**Your objective:** Below are records; count the lines among them that include the string "Abnormal", and state only the number.

───── Task material ─────

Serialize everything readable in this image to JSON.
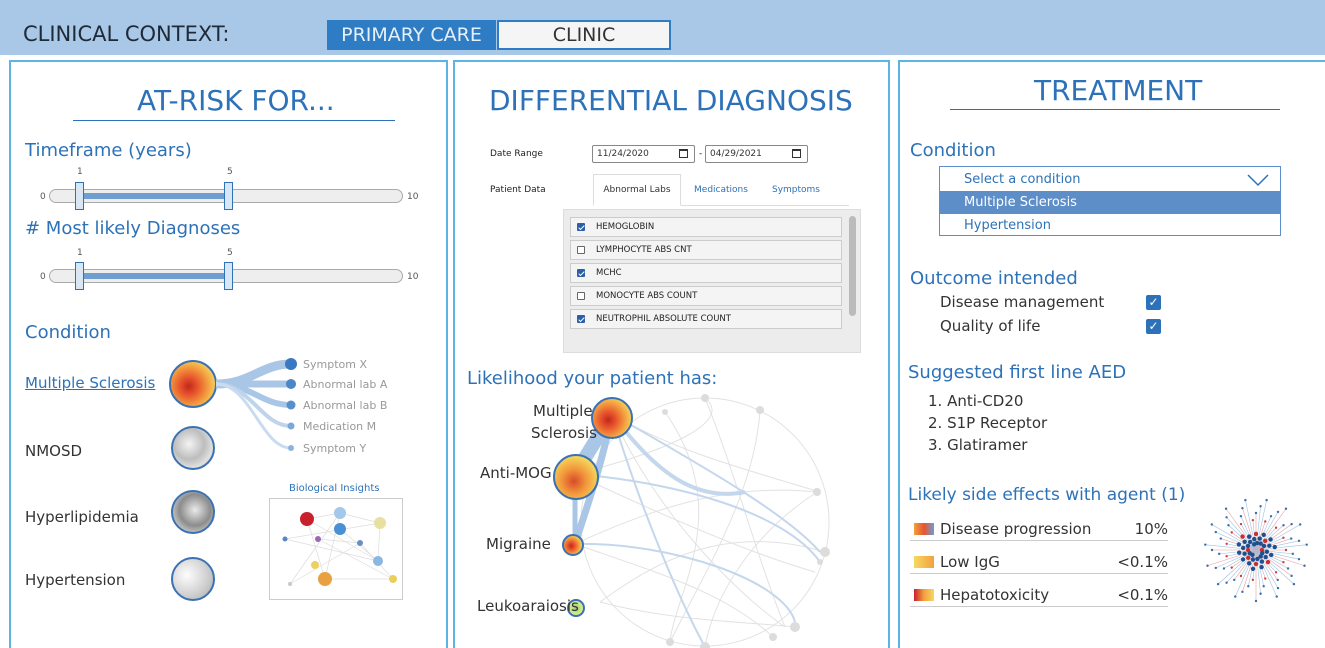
{
  "context": {
    "label": "CLINICAL CONTEXT:",
    "primary": "PRIMARY CARE",
    "clinic": "CLINIC"
  },
  "at_risk": {
    "title": "AT-RISK FOR...",
    "timeframe_label": "Timeframe (years)",
    "timeframe": {
      "min": "0",
      "max": "10",
      "low": "1",
      "high": "5"
    },
    "diagnoses_label": "# Most likely Diagnoses",
    "diagnoses": {
      "min": "0",
      "max": "10",
      "low": "1",
      "high": "5"
    },
    "condition_label": "Condition",
    "conditions": [
      "Multiple Sclerosis",
      "NMOSD",
      "Hyperlipidemia",
      "Hypertension"
    ],
    "symptoms": [
      "Symptom X",
      "Abnormal lab A",
      "Abnormal lab B",
      "Medication M",
      "Symptom Y"
    ],
    "insights_title": "Biological Insights"
  },
  "differential": {
    "title": "DIFFERENTIAL DIAGNOSIS",
    "date_range_label": "Date Range",
    "date_from": "11/24/2020",
    "date_sep": "-",
    "date_to": "04/29/2021",
    "patient_data_label": "Patient Data",
    "tabs": [
      "Abnormal Labs",
      "Medications",
      "Symptoms"
    ],
    "labs": [
      {
        "name": "HEMOGLOBIN",
        "checked": true
      },
      {
        "name": "LYMPHOCYTE ABS CNT",
        "checked": false
      },
      {
        "name": "MCHC",
        "checked": true
      },
      {
        "name": "MONOCYTE ABS COUNT",
        "checked": false
      },
      {
        "name": "NEUTROPHIL ABSOLUTE COUNT",
        "checked": true
      }
    ],
    "likelihood_label": "Likelihood your patient has:",
    "diagnoses": [
      "Multiple",
      "Sclerosis",
      "Anti-MOG",
      "Migraine",
      "Leukoaraiosis"
    ]
  },
  "treatment": {
    "title": "TREATMENT",
    "condition_label": "Condition",
    "select_placeholder": "Select a condition",
    "options": [
      "Multiple Sclerosis",
      "Hypertension"
    ],
    "outcome_label": "Outcome intended",
    "outcomes": [
      {
        "name": "Disease management",
        "checked": true
      },
      {
        "name": "Quality of life",
        "checked": true
      }
    ],
    "aed_label": "Suggested first line AED",
    "aeds": [
      "1. Anti-CD20",
      "2. S1P Receptor",
      "3. Glatiramer"
    ],
    "side_effects_label": "Likely side effects with agent (1)",
    "side_effects": [
      {
        "name": "Disease progression",
        "value": "10%"
      },
      {
        "name": "Low IgG",
        "value": "<0.1%"
      },
      {
        "name": "Hepatotoxicity",
        "value": "<0.1%"
      }
    ]
  },
  "colors": {
    "accent": "#2d72b8",
    "topbar": "#a9c7e6",
    "panel_border": "#5ab4e4"
  }
}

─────

**Answer to this exercise:** 3